The downside to capturing images at these high frame rates is the sheer volume of images you’ll end up with. Not only will you fill your memory cards faster, but you’ll also have to slog through hundreds or even thousands of shots in your triage/culling workflow. Another challenge with setting your camera to high-speed frame advance is that it becomes nearly impossible to fire off a single shot. Even with practice and good shutter release technique, once the camera is set to capture images at greater than 12 fps, shooting individual images is really difficult.
Obviously, there are certain subjects and situations that call for fast burst rates, and for most wildlife photographers, flying birds are most frequently that subject. In most wildlife photography scenarios, super-fast frame rates just lead to lots of redundant images. But when you’re trying to capture flying birds, high frame rates do offer an advantage.

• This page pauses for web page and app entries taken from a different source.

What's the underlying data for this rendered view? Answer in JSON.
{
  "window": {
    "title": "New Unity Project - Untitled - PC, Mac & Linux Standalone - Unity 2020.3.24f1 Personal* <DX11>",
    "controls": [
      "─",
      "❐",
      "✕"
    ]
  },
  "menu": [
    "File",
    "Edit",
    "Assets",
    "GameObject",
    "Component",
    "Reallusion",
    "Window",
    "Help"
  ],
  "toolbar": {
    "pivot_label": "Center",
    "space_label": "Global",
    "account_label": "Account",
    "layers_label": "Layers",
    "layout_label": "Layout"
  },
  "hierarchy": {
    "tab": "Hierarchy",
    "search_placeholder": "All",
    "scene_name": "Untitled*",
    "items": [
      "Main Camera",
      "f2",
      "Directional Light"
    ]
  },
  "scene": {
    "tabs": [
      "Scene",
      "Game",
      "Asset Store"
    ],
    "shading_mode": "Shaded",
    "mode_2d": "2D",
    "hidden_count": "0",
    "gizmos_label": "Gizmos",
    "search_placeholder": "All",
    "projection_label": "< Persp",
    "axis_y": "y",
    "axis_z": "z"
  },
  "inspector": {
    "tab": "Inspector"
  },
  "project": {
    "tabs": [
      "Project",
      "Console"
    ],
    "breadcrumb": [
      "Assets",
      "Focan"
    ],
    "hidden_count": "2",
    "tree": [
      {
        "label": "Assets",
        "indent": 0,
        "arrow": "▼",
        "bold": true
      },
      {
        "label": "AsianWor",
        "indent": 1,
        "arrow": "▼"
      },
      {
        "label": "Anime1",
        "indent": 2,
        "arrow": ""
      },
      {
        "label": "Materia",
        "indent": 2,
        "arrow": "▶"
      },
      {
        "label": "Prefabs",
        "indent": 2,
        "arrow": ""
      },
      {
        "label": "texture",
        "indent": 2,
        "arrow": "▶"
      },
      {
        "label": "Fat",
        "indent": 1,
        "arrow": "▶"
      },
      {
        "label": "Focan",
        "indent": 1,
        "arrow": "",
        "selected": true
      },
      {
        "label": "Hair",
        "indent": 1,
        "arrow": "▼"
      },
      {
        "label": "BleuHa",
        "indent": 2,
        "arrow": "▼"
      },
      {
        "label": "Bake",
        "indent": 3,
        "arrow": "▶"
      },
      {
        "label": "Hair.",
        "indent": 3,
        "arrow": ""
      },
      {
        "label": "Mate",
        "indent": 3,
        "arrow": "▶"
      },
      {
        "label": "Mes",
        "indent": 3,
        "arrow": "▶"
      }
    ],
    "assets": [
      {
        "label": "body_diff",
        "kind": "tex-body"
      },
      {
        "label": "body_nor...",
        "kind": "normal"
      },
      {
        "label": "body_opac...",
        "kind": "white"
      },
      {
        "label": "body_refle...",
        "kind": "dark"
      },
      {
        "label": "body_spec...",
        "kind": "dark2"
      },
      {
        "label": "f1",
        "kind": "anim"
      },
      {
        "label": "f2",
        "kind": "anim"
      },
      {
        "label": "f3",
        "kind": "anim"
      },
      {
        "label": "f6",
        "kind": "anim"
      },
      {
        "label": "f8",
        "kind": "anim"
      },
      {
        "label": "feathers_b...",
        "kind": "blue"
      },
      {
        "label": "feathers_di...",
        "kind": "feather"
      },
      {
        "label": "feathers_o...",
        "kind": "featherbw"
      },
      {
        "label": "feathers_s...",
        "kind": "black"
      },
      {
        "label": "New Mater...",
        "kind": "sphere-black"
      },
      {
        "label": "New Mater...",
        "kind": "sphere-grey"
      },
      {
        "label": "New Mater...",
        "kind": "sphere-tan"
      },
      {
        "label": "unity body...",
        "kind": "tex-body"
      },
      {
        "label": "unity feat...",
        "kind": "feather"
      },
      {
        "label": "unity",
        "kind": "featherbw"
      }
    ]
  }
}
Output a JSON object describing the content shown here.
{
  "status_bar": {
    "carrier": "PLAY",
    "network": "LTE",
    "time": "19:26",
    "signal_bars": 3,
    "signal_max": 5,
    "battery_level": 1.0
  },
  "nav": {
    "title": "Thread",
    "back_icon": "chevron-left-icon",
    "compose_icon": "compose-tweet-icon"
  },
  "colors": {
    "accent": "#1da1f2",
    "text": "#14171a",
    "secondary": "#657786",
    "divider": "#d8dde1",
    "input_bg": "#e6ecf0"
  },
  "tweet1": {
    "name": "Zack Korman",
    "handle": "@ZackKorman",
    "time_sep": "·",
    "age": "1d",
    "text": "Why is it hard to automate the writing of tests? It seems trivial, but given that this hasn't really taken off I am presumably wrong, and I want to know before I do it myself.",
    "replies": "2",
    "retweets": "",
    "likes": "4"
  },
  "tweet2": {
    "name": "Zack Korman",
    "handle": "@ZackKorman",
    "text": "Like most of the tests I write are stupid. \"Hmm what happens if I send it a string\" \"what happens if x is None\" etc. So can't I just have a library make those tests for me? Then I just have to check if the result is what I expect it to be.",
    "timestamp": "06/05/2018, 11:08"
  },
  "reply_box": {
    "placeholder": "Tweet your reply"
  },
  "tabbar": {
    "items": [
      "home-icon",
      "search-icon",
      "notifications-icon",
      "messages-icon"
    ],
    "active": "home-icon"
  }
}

10 years ago, it was commonplace to see extreme HDR tone-mapped images all over the photographic community. Between cameras with better sensors and a change in tastes, HDR isn’t all that noticeable anymore. This week, we look at the role HDR plays in our own photography and the techniques we use when processing our images.